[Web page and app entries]
===
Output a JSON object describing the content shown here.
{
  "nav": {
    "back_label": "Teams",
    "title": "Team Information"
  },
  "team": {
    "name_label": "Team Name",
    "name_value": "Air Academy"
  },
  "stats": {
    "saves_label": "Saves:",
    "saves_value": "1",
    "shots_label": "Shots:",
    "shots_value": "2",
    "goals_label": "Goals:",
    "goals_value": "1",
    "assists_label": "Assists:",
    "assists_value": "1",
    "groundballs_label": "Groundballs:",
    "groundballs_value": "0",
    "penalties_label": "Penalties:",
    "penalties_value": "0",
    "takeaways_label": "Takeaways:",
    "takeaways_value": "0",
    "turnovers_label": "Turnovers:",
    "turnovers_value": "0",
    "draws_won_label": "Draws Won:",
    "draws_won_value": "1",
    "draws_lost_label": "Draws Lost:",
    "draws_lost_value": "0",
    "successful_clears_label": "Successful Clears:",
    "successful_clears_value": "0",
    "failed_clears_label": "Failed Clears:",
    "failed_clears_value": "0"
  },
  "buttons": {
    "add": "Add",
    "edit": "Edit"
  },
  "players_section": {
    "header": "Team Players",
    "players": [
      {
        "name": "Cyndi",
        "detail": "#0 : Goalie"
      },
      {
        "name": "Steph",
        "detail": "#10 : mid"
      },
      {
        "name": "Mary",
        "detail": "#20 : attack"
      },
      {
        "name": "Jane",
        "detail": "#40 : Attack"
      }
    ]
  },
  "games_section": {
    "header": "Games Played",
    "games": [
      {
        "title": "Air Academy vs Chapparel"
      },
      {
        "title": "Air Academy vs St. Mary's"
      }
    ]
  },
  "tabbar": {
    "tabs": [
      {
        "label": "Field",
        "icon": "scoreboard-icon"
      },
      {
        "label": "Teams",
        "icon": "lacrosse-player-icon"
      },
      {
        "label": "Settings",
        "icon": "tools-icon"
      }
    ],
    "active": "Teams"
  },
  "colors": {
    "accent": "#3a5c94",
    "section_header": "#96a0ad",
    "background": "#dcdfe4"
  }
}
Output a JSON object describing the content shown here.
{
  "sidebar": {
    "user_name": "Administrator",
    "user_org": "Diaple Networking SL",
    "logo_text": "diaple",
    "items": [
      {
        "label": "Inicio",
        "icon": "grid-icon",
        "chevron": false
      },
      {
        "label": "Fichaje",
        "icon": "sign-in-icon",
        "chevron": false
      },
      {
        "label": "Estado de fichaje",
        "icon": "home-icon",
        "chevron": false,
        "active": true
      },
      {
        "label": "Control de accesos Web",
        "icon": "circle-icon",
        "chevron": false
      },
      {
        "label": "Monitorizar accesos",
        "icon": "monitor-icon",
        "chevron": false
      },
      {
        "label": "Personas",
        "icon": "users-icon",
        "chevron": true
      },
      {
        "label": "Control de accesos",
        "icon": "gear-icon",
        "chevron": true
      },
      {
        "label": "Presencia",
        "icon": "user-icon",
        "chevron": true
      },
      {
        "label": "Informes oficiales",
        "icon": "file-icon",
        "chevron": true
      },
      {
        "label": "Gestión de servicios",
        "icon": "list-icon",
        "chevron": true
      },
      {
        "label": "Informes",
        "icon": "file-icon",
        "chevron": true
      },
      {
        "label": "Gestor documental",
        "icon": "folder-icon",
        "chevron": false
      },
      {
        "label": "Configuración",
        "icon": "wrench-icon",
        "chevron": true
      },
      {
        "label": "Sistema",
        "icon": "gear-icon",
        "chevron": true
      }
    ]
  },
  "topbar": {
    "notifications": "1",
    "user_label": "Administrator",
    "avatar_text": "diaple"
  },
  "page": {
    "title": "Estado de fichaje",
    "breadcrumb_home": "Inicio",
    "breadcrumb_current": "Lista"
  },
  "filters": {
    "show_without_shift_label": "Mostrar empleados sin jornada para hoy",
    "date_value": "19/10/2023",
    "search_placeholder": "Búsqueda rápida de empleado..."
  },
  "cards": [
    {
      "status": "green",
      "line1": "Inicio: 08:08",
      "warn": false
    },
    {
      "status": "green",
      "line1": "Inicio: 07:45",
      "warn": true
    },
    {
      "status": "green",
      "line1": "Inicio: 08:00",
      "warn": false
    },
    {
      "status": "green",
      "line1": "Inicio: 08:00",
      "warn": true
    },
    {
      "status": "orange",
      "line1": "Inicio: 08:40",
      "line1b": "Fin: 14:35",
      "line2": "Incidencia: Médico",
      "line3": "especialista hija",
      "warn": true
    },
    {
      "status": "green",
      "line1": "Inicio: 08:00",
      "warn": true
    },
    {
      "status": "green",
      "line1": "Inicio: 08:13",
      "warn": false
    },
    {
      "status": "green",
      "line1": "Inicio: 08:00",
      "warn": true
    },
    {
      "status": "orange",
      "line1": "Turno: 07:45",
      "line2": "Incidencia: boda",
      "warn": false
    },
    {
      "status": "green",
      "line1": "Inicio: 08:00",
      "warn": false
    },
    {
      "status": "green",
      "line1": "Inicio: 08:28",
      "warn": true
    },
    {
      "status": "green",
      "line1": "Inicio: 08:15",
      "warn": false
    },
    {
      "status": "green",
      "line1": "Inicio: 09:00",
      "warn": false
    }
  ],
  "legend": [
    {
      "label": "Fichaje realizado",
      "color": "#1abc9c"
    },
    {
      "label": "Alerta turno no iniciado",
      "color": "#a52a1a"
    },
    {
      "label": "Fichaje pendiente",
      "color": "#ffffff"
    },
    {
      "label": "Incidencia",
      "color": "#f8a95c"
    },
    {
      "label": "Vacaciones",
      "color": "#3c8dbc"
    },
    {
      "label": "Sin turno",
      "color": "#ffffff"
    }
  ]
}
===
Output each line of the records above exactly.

## Exercise answer
Output a JSON object describing the content shown here.
{
  "nav": {
    "back_label": "Teams",
    "title": "Team Information"
  },
  "team": {
    "name_label": "Team Name",
    "name_value": "Air Academy"
  },
  "stats": {
    "saves_label": "Saves:",
    "saves_value": "1",
    "shots_label": "Shots:",
    "shots_value": "2",
    "goals_label": "Goals:",
    "goals_value": "1",
    "assists_label": "Assists:",
    "assists_value": "1",
    "groundballs_label": "Groundballs:",
    "groundballs_value": "0",
    "penalties_label": "Penalties:",
    "penalties_value": "0",
    "takeaways_label": "Takeaways:",
    "takeaways_value": "0",
    "turnovers_label": "Turnovers:",
    "turnovers_value": "0",
    "draws_won_label": "Draws Won:",
    "draws_won_value": "1",
    "draws_lost_label": "Draws Lost:",
    "draws_lost_value": "0",
    "successful_clears_label": "Successful Clears:",
    "successful_clears_value": "0",
    "failed_clears_label": "Failed Clears:",
    "failed_clears_value": "0"
  },
  "buttons": {
    "add": "Add",
    "edit": "Edit"
  },
  "players_section": {
    "header": "Team Players",
    "players": [
      {
        "name": "Cyndi",
        "detail": "#0 : Goalie"
      },
      {
        "name": "Steph",
        "detail": "#10 : mid"
      },
      {
        "name": "Mary",
        "detail": "#20 : attack"
      },
      {
        "name": "Jane",
        "detail": "#40 : Attack"
      }
    ]
  },
  "games_section": {
    "header": "Games Played",
    "games": [
      {
        "title": "Air Academy vs Chapparel"
      },
      {
        "title": "Air Academy vs St. Mary's"
      }
    ]
  },
  "tabbar": {
    "tabs": [
      {
        "label": "Field",
        "icon": "scoreboard-icon"
      },
      {
        "label": "Teams",
        "icon": "lacrosse-player-icon"
      },
      {
        "label": "Settings",
        "icon": "tools-icon"
      }
    ],
    "active": "Teams"
  },
  "colors": {
    "accent": "#3a5c94",
    "section_header": "#96a0ad",
    "background": "#dcdfe4"
  }
}
Output a JSON object describing the content shown here.
{
  "sidebar": {
    "user_name": "Administrator",
    "user_org": "Diaple Networking SL",
    "logo_text": "diaple",
    "items": [
      {
        "label": "Inicio",
        "icon": "grid-icon",
        "chevron": false
      },
      {
        "label": "Fichaje",
        "icon": "sign-in-icon",
        "chevron": false
      },
      {
        "label": "Estado de fichaje",
        "icon": "home-icon",
        "chevron": false,
        "active": true
      },
      {
        "label": "Control de accesos Web",
        "icon": "circle-icon",
        "chevron": false
      },
      {
        "label": "Monitorizar accesos",
        "icon": "monitor-icon",
        "chevron": false
      },
      {
        "label": "Personas",
        "icon": "users-icon",
        "chevron": true
      },
      {
        "label": "Control de accesos",
        "icon": "gear-icon",
        "chevron": true
      },
      {
        "label": "Presencia",
        "icon": "user-icon",
        "chevron": true
      },
      {
        "label": "Informes oficiales",
        "icon": "file-icon",
        "chevron": true
      },
      {
        "label": "Gestión de servicios",
        "icon": "list-icon",
        "chevron": true
      },
      {
        "label": "Informes",
        "icon": "file-icon",
        "chevron": true
      },
      {
        "label": "Gestor documental",
        "icon": "folder-icon",
        "chevron": false
      },
      {
        "label": "Configuración",
        "icon": "wrench-icon",
        "chevron": true
      },
      {
        "label": "Sistema",
        "icon": "gear-icon",
        "chevron": true
      }
    ]
  },
  "topbar": {
    "notifications": "1",
    "user_label": "Administrator",
    "avatar_text": "diaple"
  },
  "page": {
    "title": "Estado de fichaje",
    "breadcrumb_home": "Inicio",
    "breadcrumb_current": "Lista"
  },
  "filters": {
    "show_without_shift_label": "Mostrar empleados sin jornada para hoy",
    "date_value": "19/10/2023",
    "search_placeholder": "Búsqueda rápida de empleado..."
  },
  "cards": [
    {
      "status": "green",
      "line1": "Inicio: 08:08",
      "warn": false
    },
    {
      "status": "green",
      "line1": "Inicio: 07:45",
      "warn": true
    },
    {
      "status": "green",
      "line1": "Inicio: 08:00",
      "warn": false
    },
    {
      "status": "green",
      "line1": "Inicio: 08:00",
      "warn": true
    },
    {
      "status": "orange",
      "line1": "Inicio: 08:40",
      "line1b": "Fin: 14:35",
      "line2": "Incidencia: Médico",
      "line3": "especialista hija",
      "warn": true
    },
    {
      "status": "green",
      "line1": "Inicio: 08:00",
      "warn": true
    },
    {
      "status": "green",
      "line1": "Inicio: 08:13",
      "warn": false
    },
    {
      "status": "green",
      "line1": "Inicio: 08:00",
      "warn": true
    },
    {
      "status": "orange",
      "line1": "Turno: 07:45",
      "line2": "Incidencia: boda",
      "warn": false
    },
    {
      "status": "green",
      "line1": "Inicio: 08:00",
      "warn": false
    },
    {
      "status": "green",
      "line1": "Inicio: 08:28",
      "warn": true
    },
    {
      "status": "green",
      "line1": "Inicio: 08:15",
      "warn": false
    },
    {
      "status": "green",
      "line1": "Inicio: 09:00",
      "warn": false
    }
  ],
  "legend": [
    {
      "label": "Fichaje realizado",
      "color": "#1abc9c"
    },
    {
      "label": "Alerta turno no iniciado",
      "color": "#a52a1a"
    },
    {
      "label": "Fichaje pendiente",
      "color": "#ffffff"
    },
    {
      "label": "Incidencia",
      "color": "#f8a95c"
    },
    {
      "label": "Vacaciones",
      "color": "#3c8dbc"
    },
    {
      "label": "Sin turno",
      "color": "#ffffff"
    }
  ]
}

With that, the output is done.